It can be! Regulatory capture is a term used to describe how regulatory agencies, like the FRBNY, can be ‘captured’ by the business that they are supposed to regulate. Capture is often demonstrated when government regulators go easy on businesses, potentially because they may be seeking higher-paying employment with these businesses in the future. This is a particular problem in the world of financial regulation, because government employees often make far less than the bankers they are regulating. It’s not uncommon for regulators to quit their regulatory jobs and go work for a bank, often for two or three times more than their government salary. So if regulators are going about their jobs with future employment in mind, it can compromise their ability to adequately enforce the laws on the books. Even the best written laws aren’t any good if they aren’t firmly enforced, so bad regulatory capture can put the banking system, and the entire global economy, at risk.

6) So what (if anything) is Congress doing about all this?

In mid-November the Senate Banking Committee held a hearing entitled “Improving Financial Institution Supervision: Examining and Addressing Regulatory Capture.” This hearing featured testimony from FRBNY President William Dudley, and lengthy questioning from several Democratic Senators. Most notably, Senator Elizabeth Warren (D-MA) grilled Dudley about the FRBNY’s capture problem, his role in these two scandals, and his seemingly dismissive attitude about them. Warren and Dudley went back and forth for much of the hearing, and the conversation got testy at times.

At the same hearing, Senator Jack Reed (D-RI) introduced a bill that would require the president of the FRBNY to be nominated by the President and confirmed by the Senate, much like the Fed’s Board of Governors is currently. Reed’s legislation would also require the head of the FRBNY to testify before the Senate Banking Committee and the House Financial Services Committee at least once per year. Other proposals that were raised at the hearing include removing the Fed’s regulatory and supervisory powers and giving them to another agency like the FDIC, which is not traditionally as cozy with the banking industry.

7) But I thought the financial reform law was supposed to change things!

Well, the 2010 Dodd-Frank financial reform law did do many good things. It created an entirely new and powerful agency, the Consumer Financial Protection Bureau, to focus solely on how financial institutions treat their customers. It also created an umbrella organization, called the Financial Stability Oversight Council (FSOC) to oversee the federal government's entire approach to financial regulation and coordinate activities among the different agencies.
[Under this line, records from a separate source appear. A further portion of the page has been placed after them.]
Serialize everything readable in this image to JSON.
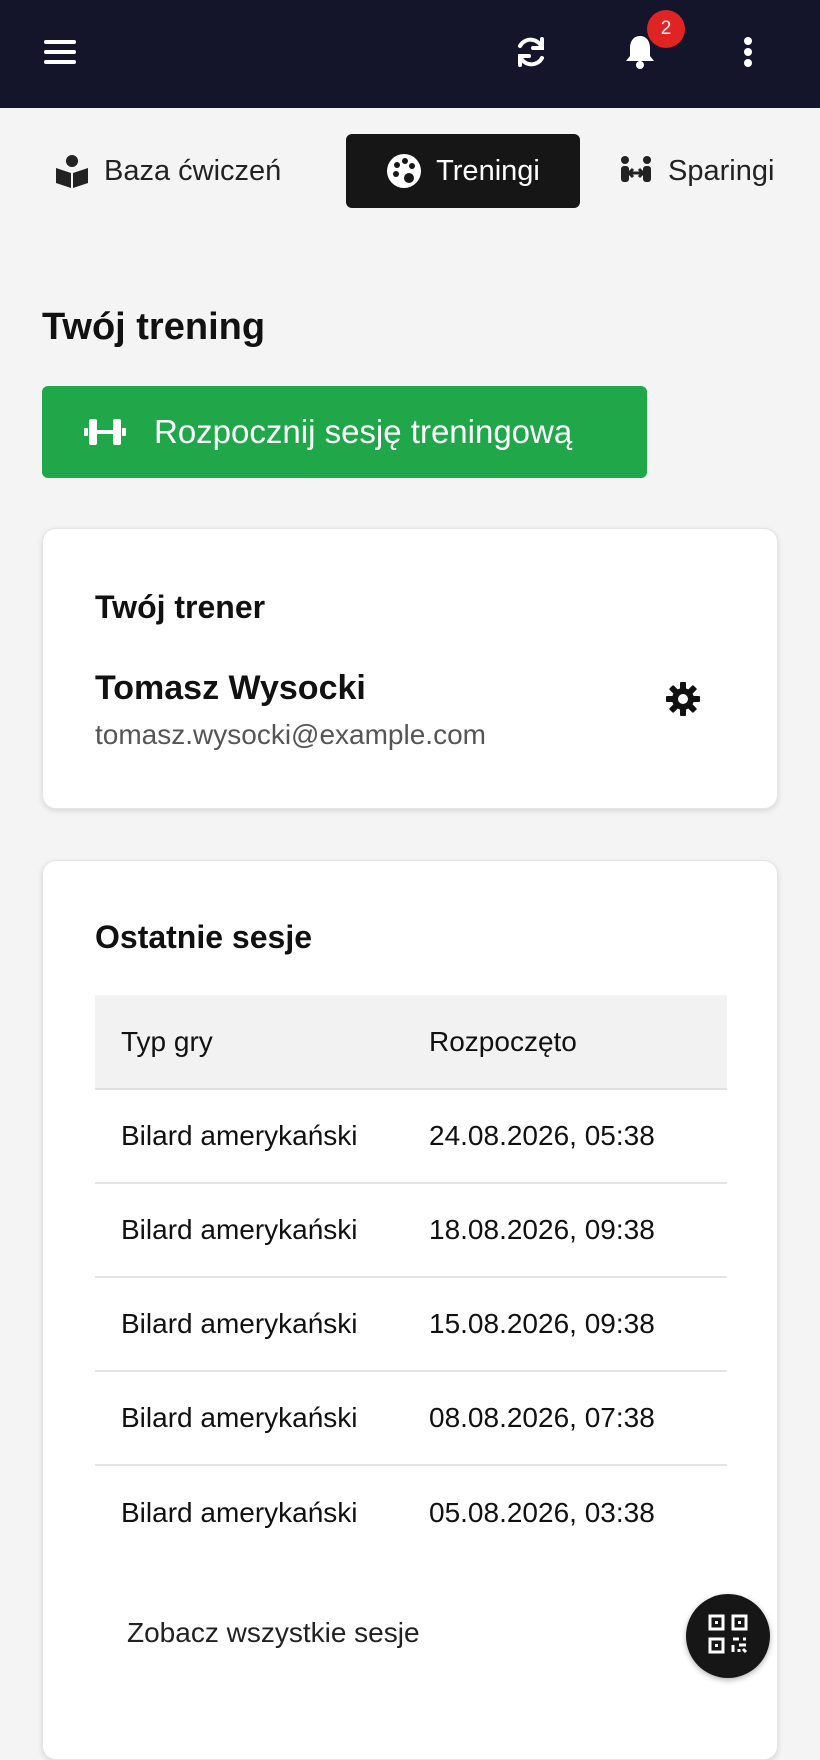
{
  "header": {
    "notification_count": "2",
    "icons": [
      "menu-icon",
      "sync-icon",
      "bell-icon",
      "more-vertical-icon"
    ]
  },
  "tabs": [
    {
      "label": "Baza ćwiczeń",
      "icon": "book-user-icon",
      "active": false
    },
    {
      "label": "Treningi",
      "icon": "palette-icon",
      "active": true
    },
    {
      "label": "Sparingi",
      "icon": "people-arrows-icon",
      "active": false
    }
  ],
  "page": {
    "title": "Twój trening",
    "start_button_label": "Rozpocznij sesję treningową",
    "start_button_icon": "dumbbell-icon"
  },
  "trainer_card": {
    "title": "Twój trener",
    "name": "Tomasz Wysocki",
    "email": "tomasz.wysocki@example.com"
  },
  "sessions_card": {
    "title": "Ostatnie sesje",
    "columns": [
      "Typ gry",
      "Rozpoczęto"
    ],
    "rows": [
      {
        "game_type": "Bilard amerykański",
        "started": "24.08.2026, 05:38"
      },
      {
        "game_type": "Bilard amerykański",
        "started": "18.08.2026, 09:38"
      },
      {
        "game_type": "Bilard amerykański",
        "started": "15.08.2026, 09:38"
      },
      {
        "game_type": "Bilard amerykański",
        "started": "08.08.2026, 07:38"
      },
      {
        "game_type": "Bilard amerykański",
        "started": "05.08.2026, 03:38"
      }
    ],
    "see_all_label": "Zobacz wszystkie sesje"
  },
  "colors": {
    "topbar": "#14142b",
    "accent_green": "#20a74a",
    "badge_red": "#e02424",
    "active_tab": "#161616"
  }
}
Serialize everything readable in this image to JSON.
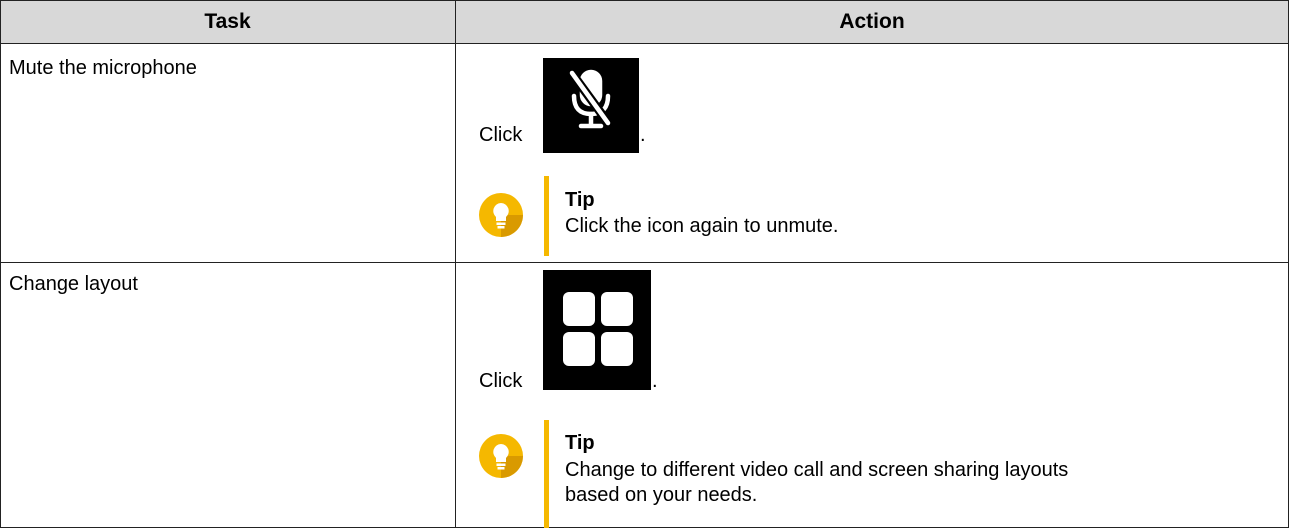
{
  "table": {
    "headers": {
      "task": "Task",
      "action": "Action"
    },
    "rows": [
      {
        "task": "Mute the microphone",
        "click_prefix": "Click",
        "click_suffix": ".",
        "icon": "microphone-muted-icon",
        "tip_title": "Tip",
        "tip_text": "Click the icon again to unmute."
      },
      {
        "task": "Change layout",
        "click_prefix": "Click",
        "click_suffix": ".",
        "icon": "grid-layout-icon",
        "tip_title": "Tip",
        "tip_text": "Change to different video call and screen sharing layouts based on your needs."
      }
    ]
  },
  "colors": {
    "header_bg": "#d8d8d8",
    "tip_accent": "#f5b800",
    "icon_bg": "#000000"
  }
}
That being said, the Federal Reserve as a system was not significantly modified by the Dodd-Frank law. Although the Fed was given expanded regulatory and oversight powers under the law, its structure and culture remain largely the same as before the financial crisis. Senator Jack Reed’s recent proposals, which were included in early drafts of Dodd-Frank but later removed, would allow Congress to keep a direct eye on the FRBNY, instead of only through the Board of Governors. Although unlikely to become law in a Republican controlled Congress, these proposals would bring a significant change to the current relationship between Congress and the Fed.  
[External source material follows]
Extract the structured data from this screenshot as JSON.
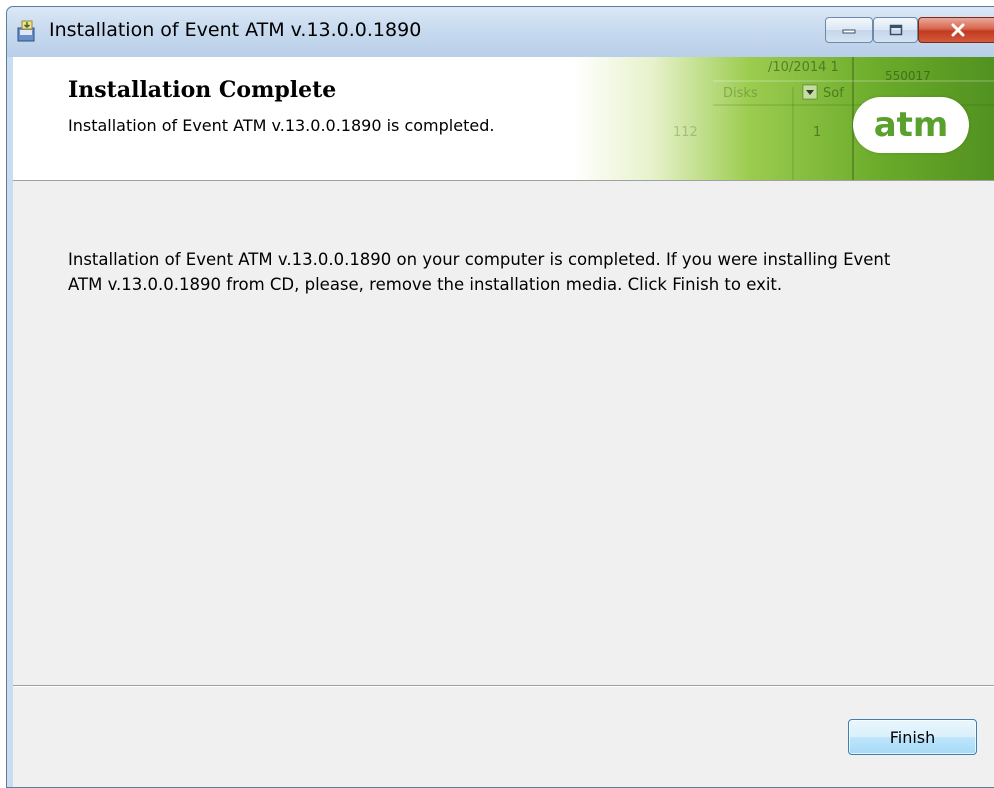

The problem of regulatory capture clearly remains. Even though employees of the bank regulatory agencies usually make more money than other federal employees (because they are exempt from the traditional “GS” pay scale), they still make far less than their counterparts in the financial industry.  The allure of lucrative post-government employment is a difficult phenomenon to reverse, especially in the current political environment where government agencies are subject to continuous sequesters, shutdowns, furloughs, and pay freezes. However, perhaps more important than compensation is an agency’s culture and understanding of its role in the economy. Segarra herself put it best-- when asked what was ultimately lacking at the Fed, she replied “lack of backbone, transparency, thoroughness and perseverance.”